  2. The Bayesian module was new, so I decided to do live lecture recordings. I used Panopto and it worked well. Using Panopto also meant that the videos got automatically uploaded to Moodle which was really useful;

  3. I bought my own webcam that had a wide angle view. The webcams that were installed in the lecture rooms were static and fixed in place, which wasn’t great. Also, I much prefer using my own laptop for teaching and the installed cameras were only connected to the desktops in the lecture rooms. The webcam cost about 50euro and was a worthwhile investment in my opinion;

  4. I made sure I could access everything I needed for my lecture from the web browser. I had my slides on one tab and the R studio server on another tab. This meant that once I hit record on the lecture I didn’t need to mess around with switching between screen shares and instead I just toggled between tabs;

  5. Sometimes I would hand write additional calculations during the lectures. For this, I used an app called replica combined with a white board app, both on my ipad. Replica allowed me to replicate my ipad screen on my laptop. I could again share this on a web browser tab, so this was super handy for the lecture recordings. This provided a really good alternative to using the doc-cam or a white board (which would have made it difficult to capture the additional notes in the lecture video).

Providing students with online alternatives was by far the thing that was commented on most in module evaluations.

Some improvements

Data Analysis

  • Based on some feedback, I might update my lecture slides for Data Analysis to embed some more R code into them and to flesh them out a bit more. I provided the students with the R scrips from the code-based lectures, but I think having some of the R code in the lecture slides might be helpful when it comes to tying everything together for this particular module.

  • The lecture slides might benefit from some added explanation for when the students look back on them.

Bayesian Data Analysis

  • I will try to add more short quizzes for the Bayesian module. I did them in the beginning weeks but with so much material to get through I didn’t do them throughout like I did with the Data Analysis module.

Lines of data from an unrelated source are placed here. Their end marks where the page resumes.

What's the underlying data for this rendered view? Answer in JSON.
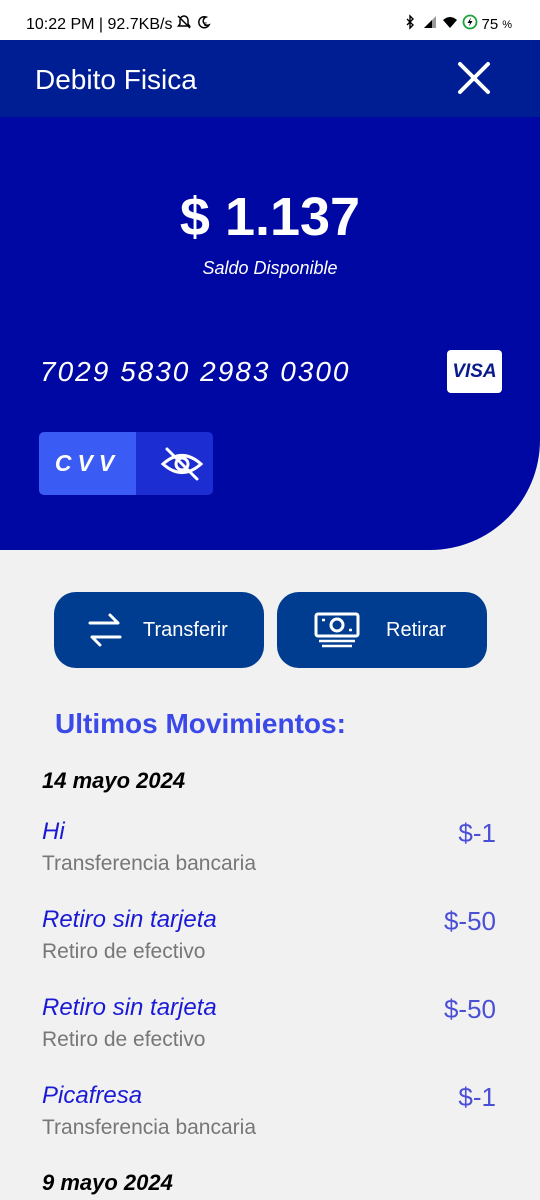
{
  "status_bar": {
    "time_speed": "10:22 PM | 92.7KB/s",
    "battery": "75",
    "battery_unit": "%",
    "icons": [
      "mute-icon",
      "alarm-icon",
      "bluetooth-icon",
      "signal-icon",
      "wifi-icon",
      "battery-charging-icon"
    ]
  },
  "header": {
    "title": "Debito Fisica",
    "close_icon": "close-icon"
  },
  "card": {
    "balance": "$ 1.137",
    "balance_label": "Saldo Disponible",
    "number": "7029 5830 2983 0300",
    "brand": "VISA",
    "cvv_label": "CVV",
    "cvv_toggle_icon": "eye-off-icon"
  },
  "actions": {
    "transfer_label": "Transferir",
    "transfer_icon": "swap-arrows-icon",
    "withdraw_label": "Retirar",
    "withdraw_icon": "cash-icon"
  },
  "movements": {
    "title": "Ultimos Movimientos:",
    "groups": [
      {
        "date": "14 mayo 2024",
        "items": [
          {
            "name": "Hi",
            "type": "Transferencia bancaria",
            "amount": "$-1"
          },
          {
            "name": "Retiro sin tarjeta",
            "type": "Retiro de efectivo",
            "amount": "$-50"
          },
          {
            "name": "Retiro sin tarjeta",
            "type": "Retiro de efectivo",
            "amount": "$-50"
          },
          {
            "name": "Picafresa",
            "type": "Transferencia bancaria",
            "amount": "$-1"
          }
        ]
      },
      {
        "date": "9 mayo 2024",
        "items": []
      }
    ]
  },
  "colors": {
    "header_bg": "#001e94",
    "card_bg": "#0008a3",
    "button_bg": "#003c8f",
    "accent_title": "#3b49e8",
    "tx_name": "#1a1ad6",
    "tx_amount": "#4a4fd6",
    "cvv_label_bg": "#3a5bf4"
  }
}
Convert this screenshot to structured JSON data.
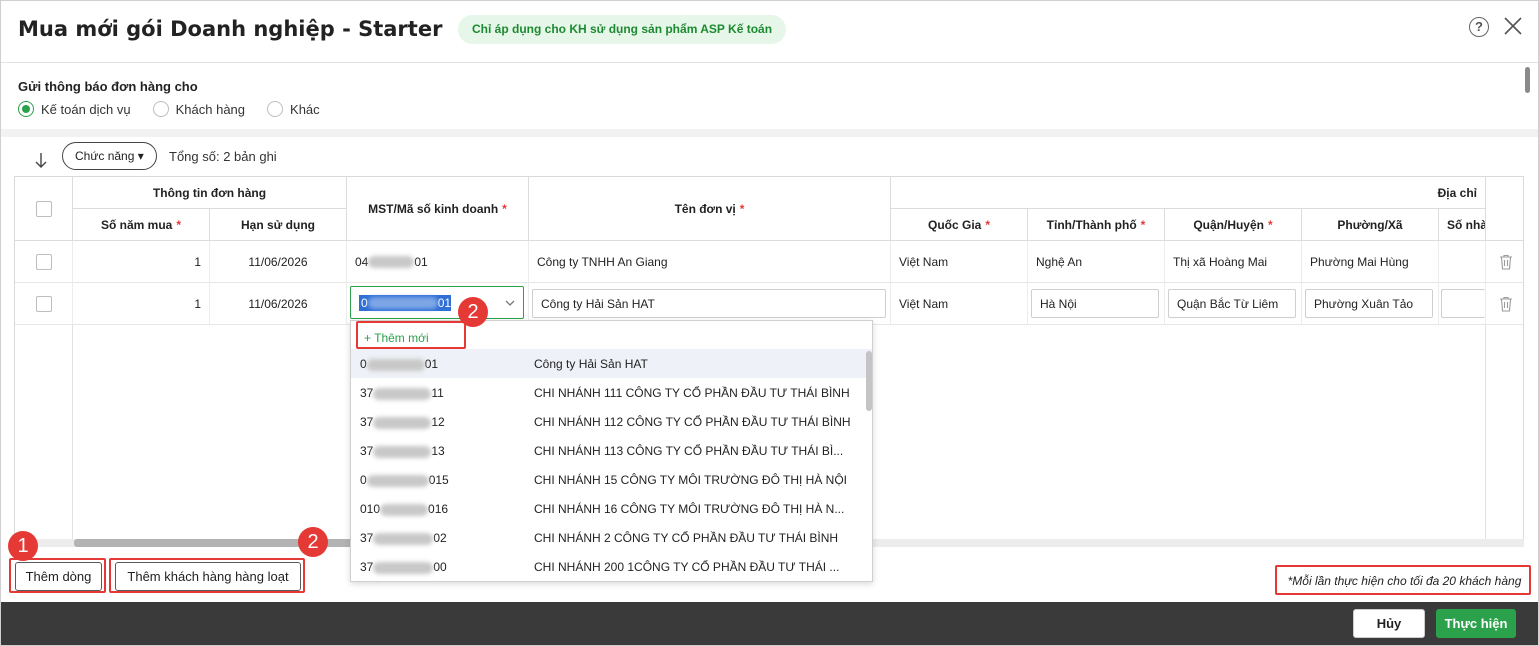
{
  "header": {
    "title": "Mua mới gói Doanh nghiệp - Starter",
    "notice_pill": "Chỉ áp dụng cho KH sử dụng sản phẩm ASP Kế toán",
    "help_icon": "?"
  },
  "notify": {
    "label": "Gửi thông báo đơn hàng cho",
    "options": [
      {
        "label": "Kế toán dịch vụ",
        "selected": true
      },
      {
        "label": "Khách hàng",
        "selected": false
      },
      {
        "label": "Khác",
        "selected": false
      }
    ]
  },
  "toolbar": {
    "function_button": "Chức năng ▾",
    "total_text": "Tổng số: 2 bản ghi"
  },
  "table": {
    "group_order_info": "Thông tin đơn hàng",
    "group_address": "Địa chỉ",
    "columns": {
      "years": "Số năm mua",
      "expiry": "Hạn sử dụng",
      "tax_code": "MST/Mã số kinh doanh",
      "unit_name": "Tên đơn vị",
      "country": "Quốc Gia",
      "province": "Tỉnh/Thành phố",
      "district": "Quận/Huyện",
      "ward": "Phường/Xã",
      "house_no": "Số nhà"
    },
    "rows": [
      {
        "years": "1",
        "expiry": "11/06/2026",
        "tax_code_prefix": "04",
        "tax_code_suffix": "01",
        "unit_name": "Công ty TNHH An Giang",
        "country": "Việt Nam",
        "province": "Nghệ An",
        "district": "Thị xã Hoàng Mai",
        "ward": "Phường Mai Hùng"
      },
      {
        "years": "1",
        "expiry": "11/06/2026",
        "tax_code_prefix": "0",
        "tax_code_suffix": "01",
        "unit_name": "Công ty Hải Sản HAT",
        "country": "Việt Nam",
        "province": "Hà Nội",
        "district": "Quận Bắc Từ Liêm",
        "ward": "Phường Xuân Tảo"
      }
    ]
  },
  "dropdown": {
    "add_new": "+ Thêm mới",
    "items": [
      {
        "code_prefix": "0",
        "code_suffix": "01",
        "name": "Công ty Hải Sản HAT",
        "selected": true
      },
      {
        "code_prefix": "37",
        "code_suffix": "11",
        "name": "CHI NHÁNH 111 CÔNG TY CỔ PHẦN ĐẦU TƯ THÁI BÌNH",
        "selected": false
      },
      {
        "code_prefix": "37",
        "code_suffix": "12",
        "name": "CHI NHÁNH 112 CÔNG TY CỔ PHẦN ĐẦU TƯ THÁI BÌNH",
        "selected": false
      },
      {
        "code_prefix": "37",
        "code_suffix": "13",
        "name": "CHI NHÁNH 113 CÔNG TY CỔ PHẦN ĐẦU TƯ THÁI BÌ...",
        "selected": false
      },
      {
        "code_prefix": "0",
        "code_suffix": "015",
        "name": "CHI NHÁNH 15 CÔNG TY MÔI TRƯỜNG ĐÔ THỊ HÀ NỘI",
        "selected": false
      },
      {
        "code_prefix": "010",
        "code_suffix": "016",
        "name": "CHI NHÁNH 16 CÔNG TY MÔI TRƯỜNG ĐÔ THỊ HÀ N...",
        "selected": false
      },
      {
        "code_prefix": "37",
        "code_suffix": "02",
        "name": "CHI NHÁNH 2 CÔNG TY CỔ PHẦN ĐẦU TƯ THÁI BÌNH",
        "selected": false
      },
      {
        "code_prefix": "37",
        "code_suffix": "00",
        "name": "CHI NHÁNH 200 1CÔNG TY CỔ PHẦN ĐẦU TƯ THÁI ...",
        "selected": false
      }
    ]
  },
  "actions": {
    "add_row": "Thêm dòng",
    "add_bulk": "Thêm khách hàng hàng loạt",
    "note": "*Mỗi lần thực hiện cho tối đa 20 khách hàng"
  },
  "badges": {
    "one": "1",
    "two": "2"
  },
  "footer": {
    "cancel": "Hủy",
    "submit": "Thực hiện"
  },
  "colors": {
    "accent": "#2aa14a",
    "annotation": "#e53935",
    "footer": "#3a3a3a"
  }
}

  • I will try to fold in some examples of where Bayesian Analysis can be used in industry. I don’t have a great perspective on this but I did ask stats twitter for some help and ended up with a thread of some nice examples.

Pits and Peaks

Something I found really hard this semester is that I felt like I was constantly chasing my tail. Developing the slides and code for an advanced module that was brand new, along with tutorial sheets, assignment sheets and exam papers, was alot of work. I didn’t feel I had much time left to dedicate to anything else during the semester and I don’t feel like I had much room to switch off. I was picking up my laptop most nights after I put my son to bed to catch up on things. I had a paper that I really wanted to finish and I just couldn’t find a block of time to sit down and work on it. I feel really guilty about this because there’s people relying on me to get this paper published, but it just required more of me than I was able to give in terms of mental capacity. So this paper is currently in a pit and I did not manage to tick off the to-do list below, but hopefully I can turn it into a peak soon.

The peak of the semester was feeling more connected with the students. I love teaching and engaging with students and I think online teaching had made me feel very detached from that.

The End (of the semester)

We’re now at the end of the semester and overall I am happy with how it went. Teaching during a pandemic is really hard and I feel like i’ve been tired now for about 3 months (2 years?) straight, but I also feel like getting back to campus sparked some teaching joy in me again. I am pleased that I was able to bring alot of what I learned from online teaching with me into this semester to provide a hybrid model, that is a work in progress, but that was genuinely really appreciated by the students. I’m ending this semester feeling tired but grateful and privileged to have the job that I do.

Niamh Cahill, PhD
Niamh Cahill, PhD
Assistant Professor, Statistics

My research interests include Bayesian Hierarcichal Modelling; Time Series Analysis; Climate Change; Family Planning